9. Invite the UN Special Rapporteur on the Right to Health, Mr. Anand Grover, to the seventeenth session of the SCP, to present his report to the Human Rights Council on Intellectual Property Rights and Access to Medicines.

10. Organize during SCP 17 and 18, experience sharing sessions on countries’ use of patent flexibilities for promoting public health objectives. The specific health related flexibilities to be discussed in those sessions should be determined in consultation with Member States.

11. Organize a technical workshop on state practice involving the compulsory licensing of medical technologies, including the application of TRIPS Articles 30, 31 and 44.

12. Develop a database on the patent status in WIPO Member States of relevant diagnostic tools and medicines for at least 10 non-communicable and communicable diseases.
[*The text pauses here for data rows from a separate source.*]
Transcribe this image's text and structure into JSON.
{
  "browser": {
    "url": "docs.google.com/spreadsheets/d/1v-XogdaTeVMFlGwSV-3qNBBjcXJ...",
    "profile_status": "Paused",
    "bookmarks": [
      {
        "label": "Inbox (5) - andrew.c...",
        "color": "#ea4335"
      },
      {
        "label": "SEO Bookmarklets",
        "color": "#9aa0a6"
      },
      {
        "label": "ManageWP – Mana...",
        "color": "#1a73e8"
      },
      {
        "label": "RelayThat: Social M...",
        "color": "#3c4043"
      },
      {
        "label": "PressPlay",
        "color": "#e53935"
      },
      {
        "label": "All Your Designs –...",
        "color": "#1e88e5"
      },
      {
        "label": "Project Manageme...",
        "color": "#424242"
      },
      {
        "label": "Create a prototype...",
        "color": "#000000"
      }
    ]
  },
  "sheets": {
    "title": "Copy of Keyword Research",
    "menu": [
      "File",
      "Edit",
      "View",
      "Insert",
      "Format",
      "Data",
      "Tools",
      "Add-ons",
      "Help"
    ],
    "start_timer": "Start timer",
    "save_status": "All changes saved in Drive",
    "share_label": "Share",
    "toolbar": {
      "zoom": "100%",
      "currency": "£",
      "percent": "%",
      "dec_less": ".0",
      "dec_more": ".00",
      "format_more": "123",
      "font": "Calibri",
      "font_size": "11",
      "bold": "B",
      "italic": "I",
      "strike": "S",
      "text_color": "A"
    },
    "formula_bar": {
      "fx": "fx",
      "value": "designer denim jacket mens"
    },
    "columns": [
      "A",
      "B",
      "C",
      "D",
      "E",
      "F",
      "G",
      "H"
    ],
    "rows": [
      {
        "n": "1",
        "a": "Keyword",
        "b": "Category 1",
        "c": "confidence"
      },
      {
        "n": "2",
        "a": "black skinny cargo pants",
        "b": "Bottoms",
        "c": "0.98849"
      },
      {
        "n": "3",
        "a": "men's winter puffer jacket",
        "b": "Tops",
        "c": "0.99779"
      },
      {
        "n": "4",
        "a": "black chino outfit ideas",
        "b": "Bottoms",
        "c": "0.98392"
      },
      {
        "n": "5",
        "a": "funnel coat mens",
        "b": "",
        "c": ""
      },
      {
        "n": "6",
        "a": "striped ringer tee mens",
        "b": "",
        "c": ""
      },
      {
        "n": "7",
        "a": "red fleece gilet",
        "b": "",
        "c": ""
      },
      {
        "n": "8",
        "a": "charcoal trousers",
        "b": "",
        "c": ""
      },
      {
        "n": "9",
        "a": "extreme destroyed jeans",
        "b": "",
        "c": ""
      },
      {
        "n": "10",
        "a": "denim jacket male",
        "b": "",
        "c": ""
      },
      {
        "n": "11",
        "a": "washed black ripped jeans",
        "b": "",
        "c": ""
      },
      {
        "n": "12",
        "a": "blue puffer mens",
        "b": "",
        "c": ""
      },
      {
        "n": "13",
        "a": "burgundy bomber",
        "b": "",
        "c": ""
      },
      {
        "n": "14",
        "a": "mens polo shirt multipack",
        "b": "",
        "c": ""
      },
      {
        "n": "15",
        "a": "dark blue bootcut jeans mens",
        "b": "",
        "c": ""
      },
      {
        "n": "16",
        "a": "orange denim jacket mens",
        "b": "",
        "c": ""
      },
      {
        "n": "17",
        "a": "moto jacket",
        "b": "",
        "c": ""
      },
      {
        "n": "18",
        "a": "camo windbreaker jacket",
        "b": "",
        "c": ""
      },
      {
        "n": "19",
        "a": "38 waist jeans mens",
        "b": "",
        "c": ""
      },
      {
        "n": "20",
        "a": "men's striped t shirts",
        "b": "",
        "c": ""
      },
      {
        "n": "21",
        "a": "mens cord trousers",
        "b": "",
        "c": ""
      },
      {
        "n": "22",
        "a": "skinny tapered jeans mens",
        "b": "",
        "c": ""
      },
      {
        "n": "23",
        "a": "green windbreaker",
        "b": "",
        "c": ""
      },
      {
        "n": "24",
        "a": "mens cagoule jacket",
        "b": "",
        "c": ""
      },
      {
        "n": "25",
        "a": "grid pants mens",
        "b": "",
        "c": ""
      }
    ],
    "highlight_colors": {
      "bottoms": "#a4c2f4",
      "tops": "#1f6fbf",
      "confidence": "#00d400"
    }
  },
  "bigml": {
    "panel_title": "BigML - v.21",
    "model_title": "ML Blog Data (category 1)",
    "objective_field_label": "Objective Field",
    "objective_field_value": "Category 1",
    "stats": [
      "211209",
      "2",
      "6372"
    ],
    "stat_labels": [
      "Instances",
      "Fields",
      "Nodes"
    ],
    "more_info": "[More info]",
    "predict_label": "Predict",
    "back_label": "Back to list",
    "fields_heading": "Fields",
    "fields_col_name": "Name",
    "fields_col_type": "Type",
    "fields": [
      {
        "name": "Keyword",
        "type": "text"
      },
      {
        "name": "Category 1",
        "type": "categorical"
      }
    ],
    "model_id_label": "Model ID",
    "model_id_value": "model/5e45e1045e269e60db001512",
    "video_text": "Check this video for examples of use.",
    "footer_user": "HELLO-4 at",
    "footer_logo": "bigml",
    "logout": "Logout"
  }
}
Such information will also include information on the availability of generic versions of the tools and medicines. The list of 10 non-communicable diseases and communicable diseases will be identified in consultation with Member States with the support of the WHO. The database will be useful in identifying the patent status of medicines for both communicable and non-communicable diseases and how access to these medicines can be better ensured by making full use of the available flexibilities. It should be noted that this request is not new, where in 2003 the WHO had requested the WIPO Secretariat to provide information about the patent status of essential medicines.


13. Flowing from the outcomes of the studies and information exchange as contained in elements I and II above, the WIPO Secretariat, in consultation with Member States, should develop targeted technical assistance programs.

14. Develop a technical assistance module that explicitly demonstrate the difference between compulsory licenses that are granted under the procedures of Part II of the TRIPS Agreement, concerning patent rights, and those granted under Part III of the Agreement, concerning the remedies for infringement of those rights. These technical assistance programs would explain both approaches, and focus on the flexibilities afforded to both systems, noting that under the structure of the TRIPS Agreement, Article 44 compulsory licenses are not subject to the restrictions that exist for Article 30 and 31 of the Agreement. These targeted technical assistance programs would proceed from the study identified in paragraph 8 above.


The proposed work program has links to Development Agenda recommendations 1, 7, 9, 14, 31 and 40.

1. WIPO technical assistance shall be, inter alia, development-oriented, demand-driven and transparent, taking into account the priorities and the special needs of developing countries, especially LDCs, as well as the different levels of development of Member States and activities should include time frames for completion. In this regard, design, delivery mechanisms and evaluation processes of technical assistance programs should be country specific.

7. Promote measures that will help countries deal with intellectual property-related anti-competitive practices, by providing technical cooperation to developing countries, especially LDCs, at their request, in order to better understand the interface between IPRs and competition policies.

9. Request WIPO to create, in coordination with Member States, a database to match specific intellectual property -related development needs with available resources, thereby expanding the scope of its technical assistance programs, aimed at bridging the digital divide.

14. Within the framework of the agreement between WIPO and the WTO, WIPO shall make available advice to developing countries and LDCs, on the implementation and operation of the rights and obligations and the understanding and use of flexibilities contained in the TRIPS Agreement.

31. To undertake initiatives agreed by Member States, which contribute to transfer of technology to developing countries, such as requesting WIPO to facilitate better access to publicly available patent information.

40. To request WIPO to intensify its cooperation on IP related issues with United Nations agencies, according to Member States’ orientation, in particular UNCTAD, UNEP, WHO, UNIDO, UNESCO and other relevant international organizations, especially the WTO in order to strengthen the coordination for maximum efficiency in undertaking development programs.